Ask Brett Wilson, the CEO of FirstEnergy Capital, how his startup became No. 1 in the energy-trading industry, and he’ll tell you it’s because his office has no walls. He believes that formal offices and fancy chairs are a detriment to teamwork.
Lesson: Remove the walls that separate people and ideas.
18. Don’t Be Paralyzed by Change
The Benton Foundation didn’t let Microsoft digitize its Encyclopedia Britannica for fear of cannibalizing book sales, creating the opportunity for Microsoft Encarta. Years later, Microsoft was slow to move to the Web for fear of cannibalizing Encarta CD sales, which in turn created the opportunity for Wikipedia. If either the Benton Foundation or Microsoft had been willing to sacrifice the sales of their existing product in order to forge a new marketplace, they might still be the most-sourced encyclopedia today.
Lesson: Destroy value. It may seem impossible, but resistance will cause your organization to be displaced.
Whether it’s a rough foam core model of a product or a video representing a service, prototypes allow you to interact with a developing idea and uncover problems that could hinder its success.
Lesson: The act of creating a physical prototype allows you to visualize the concept and obtain useful feedback.
When Michael Eisner took over a money-losing Disney, he imposed strict project budgets, insisting that employees fit their creative ideas inside the financial box.
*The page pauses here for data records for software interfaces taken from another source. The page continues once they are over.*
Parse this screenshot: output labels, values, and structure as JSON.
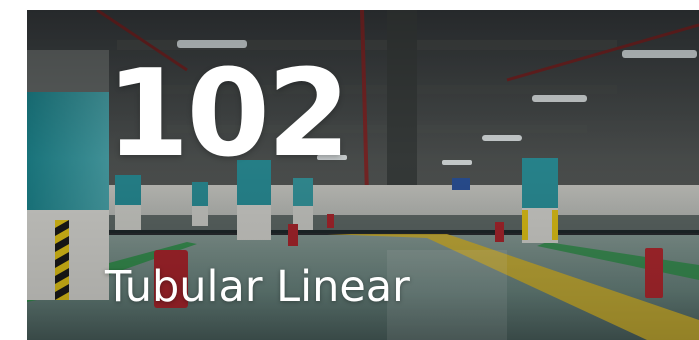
{
  "card": {
    "number": "102",
    "title": "Tubular Linear"
  }
}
When the opening scene of the movie Outrageous Fortune required an additional set, for instance, the writers were forced to rewrite—and came up with a cheaper and more effective opener. Eisner’s philosophy helped Disney grow from a $2 billion market cap to more than $60 billion.
Lesson: Be creative within the box.
21. Leverage Uncertainty
Scanning the collapsing economy in 2009, Virgin Atlantic founder Sir Richard Branson saw opportunity: The price of planes was sure to come down, making it a good time to expand into Brazil and Russia.
Lesson: Uncertainty makes innovation less expensive.
22. Packaging Matters
In 2007 violinist Joshua Bell, who earns some $1,000 a minute when he’s on-stage at a high-end performance space such as Carnegie Hall, played Bach in the DC Metro during rush hour. Just seven people stopped to listen, and he earned $35. Bell is one of the world’s best violinists, but when he wasn’t packaged right, he didn’t sell well.
Lesson: The medium can ruin your message.
23. Articulate a Clear Mantra
Of the 15 major airlines flying in 1982, only one is profitable today: Southwest Airlines. That success is largely attributable to its founder’s relentless focus on being “the low-fare airline.” The mantra guides every employee’s actions and decisions, helping Southwest consistently deliver on its brand promise.
Lesson: A powerful mantra helps a company stay focused during times of dramatic change.
24. Hone Your Message
From product names to brand promises, strive to be simple, direct, and “supercharged.” The “I’ve got to tell someone” factor leads things to go viral. The Las Vegas restaurant Fleur de Lys missed an opportunity when they named their super deluxe hamburger the Fleurburger. A more simple, direct, and supercharged name: The $5,000 Hamburger.
Lesson: In traditional marketing, there is an emphasis on cliché, clever wording, and invented words. Instead, adopt a message that is simple and direct.